LCPS, Northeast Town mark Cystic Fibrosis Awareness Day

Little Current’s Ben Buzzell, right in foreground, lives with Cystic Fibrosis. He and his father have been working with his school to put together CF Awareness Day, which took place last Friday. Part of the event included a walk around the block behind a banner made by Ms. Tilston’s Grade 2/3 class. Special guests included Northeast Town Mayor Al MacNevin and, left, Algoma-Manitoulin MPP Mike Mantha.

 LITTLE CURRENT – The sun was shining bright over Little Current Public School (LCPS) this past Friday as scores of purple-clad students gathered to mark Cystic Fibrosis (CF) Awareness Day and learn about the condition from their friend and classmate Ben Buzzell.

 “I like that so many people are taking part in it; I’d like people to know about cystic fibrosis,” said Ben.

 Ben was diagnosed with CF at age three. CF is a genetic disease that causes the lungs to produce thick mucus that they cannot effectively remove. These build up and block the airway, leading to steadily decreasing lung function. 
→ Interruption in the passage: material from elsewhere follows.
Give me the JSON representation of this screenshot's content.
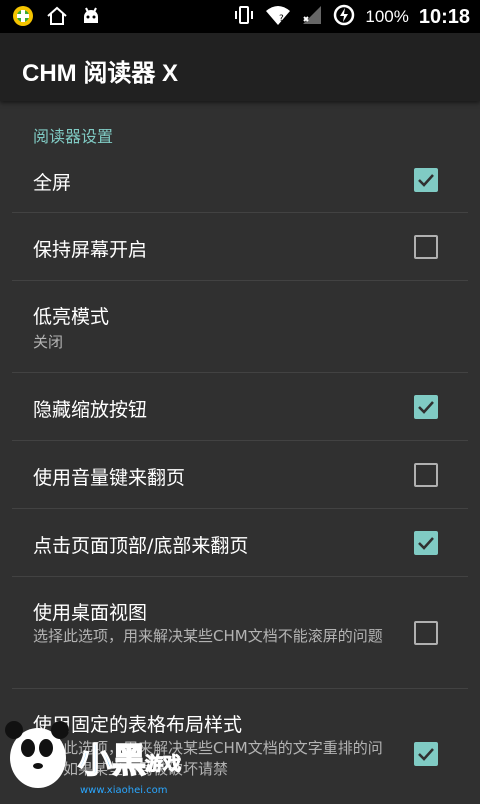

 It also leads to the loss of key digestive enzymes, meaning the body cannot absorb nutrients without taking special pills to encourage their intake, which leads to rapid weight loss. CF can also lead to complications such as diabetes and lung infections.

 The event began with an assembly in the gym where students learned about what living with CF is like and watched a video that dispelled some common myths and misconceptions about the condition.

 Following the video, LCPS principal Christy Case introduced Ben who talked about the pills and devices he uses daily to keep his lungs functioning as best they can. He then fielded a large number of questions from curious students who wanted to get a better sense of just what living with CF means.

 Students were requested to wear purple in support of CF awareness and Ben even dyed his hair purple. They were also encouraged to bring in a dollar for CF fundraising—the school of 330 students raised $253 during the day.

Ben challenged his schoolmates to a number of races in which he was given a 30 percent head start, to represent his estimated 70 percent lung capacity. photos by Warren Schlote

 Ben and his dad Zak Nicholls had been working to set up a CF awareness event at Ben’s school for quite some time. They also requested support from Northeast Town council to help advocate for public coverage of Orkambi, the expensive medicine that would improve Ben’s condition.

 Orkambi costs $250,000 per year for each patient but clinical trials have shown it to improve lung function, reduce lung infections, reduce hospital visits and increase patients’ Body Mass Index, all of which increase survival rates. It also slows down the rate at which CF progresses.

 Last month, the Northeast Town voted to make May 17 CF Awareness Day in the entire township as well as writing a letter of support to the Ontario Minister of Health and Long-Term Care in favour of Ben being covered for his Orkambi.

 Northeast Town Mayor Al MacNevin was then invited to attend the school event, alongside Algoma-Manitoulin MPP Mike Mantha. While taking a walk around the block behind a CF awareness banner created by Ms. Tilston’s Grade 2/3 class, Mr. Mantha reflected on the meaning of the day.

 “It’s pretty incredible to think of what Ben goes through every day. He’s got a whole lot more that he’s got to think of than others,” Mr. Mantha said. “He shows such poise and is so knowledgeable.”

 Mayor MacNevin said he had invited Ben and his dad to come back to a council meeting and speak to the councillors and better explain his condition.

 “There’s so many kids with different diseases that get held back because they can’t get funding for their medications. How can 4,000 people in Canada have this and there not be any funding?” said Mayor MacNevin.

 Ms. Case said the school had been in talks for months with Ben’s family as to the best time of the year to host the event and what activities it should involve.

 “It’s nice to have a student in our school that we can recognize and who can educate the students. Kids, lots of times, can’t get a good understanding of a condition unless they see it,” she said.

 LCPS students were taking part in track and field events all day. This offered a natural entrance to an activity that highlights some of the impacts of CF. 

 Ben’s lungs only function at about 70 percent of their full capacity. To demonstrate this, the school organized several small sprints with Ben, during which he started about 30 percent past the starting line. Against the older age groups especially, the results were tight. The heats may have been even closer if Ben was not the athletic dynamo he is—he came in third place in a 1,500-metre race held earlier that morning.

 “I probably could have done better if I didn’t race in the morning,” he said.

 Ben added that he was happy to see the mayor and provincial parliamentarian present for the day.

 “It shows that they care. Hopefully they’ll stand up for my cause,” he said.

 Ben’s family has recently applied for special funding for a different drug called Pulmozyme, one that comes in at 1/10th of the cost of Orkambi. It does not feature all the same benefits as the more expensive drug but it has improved his lung function slightly.

Mr. Nicholls says they are hoping that the drug will be covered, but they have not received any news of the sort yet.